Start of Block

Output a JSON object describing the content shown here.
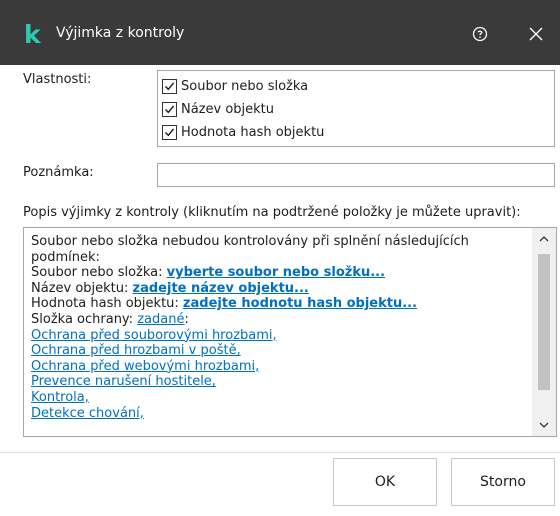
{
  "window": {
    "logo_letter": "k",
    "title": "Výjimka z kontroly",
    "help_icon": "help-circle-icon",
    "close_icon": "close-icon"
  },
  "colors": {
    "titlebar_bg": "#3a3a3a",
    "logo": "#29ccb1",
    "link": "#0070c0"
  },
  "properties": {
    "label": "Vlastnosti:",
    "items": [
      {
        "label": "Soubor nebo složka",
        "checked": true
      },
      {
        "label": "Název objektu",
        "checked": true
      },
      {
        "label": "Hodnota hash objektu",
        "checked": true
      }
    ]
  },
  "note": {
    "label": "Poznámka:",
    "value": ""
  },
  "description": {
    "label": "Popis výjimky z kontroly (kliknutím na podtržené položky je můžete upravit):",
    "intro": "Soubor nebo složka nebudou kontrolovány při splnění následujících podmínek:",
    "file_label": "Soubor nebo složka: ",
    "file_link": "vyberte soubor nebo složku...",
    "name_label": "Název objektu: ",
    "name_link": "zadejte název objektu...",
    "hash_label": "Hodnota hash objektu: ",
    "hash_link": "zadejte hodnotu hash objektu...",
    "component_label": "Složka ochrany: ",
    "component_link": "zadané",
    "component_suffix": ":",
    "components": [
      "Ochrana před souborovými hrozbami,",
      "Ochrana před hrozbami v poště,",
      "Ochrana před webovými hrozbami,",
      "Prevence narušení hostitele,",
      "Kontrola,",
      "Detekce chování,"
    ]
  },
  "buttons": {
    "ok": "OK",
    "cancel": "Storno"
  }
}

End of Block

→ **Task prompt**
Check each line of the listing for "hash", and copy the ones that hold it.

→ **Written answer**
        "label": "Hodnota hash objektu",
    "hash_label": "Hodnota hash objektu: ",
    "hash_link": "zadejte hodnotu hash objektu...",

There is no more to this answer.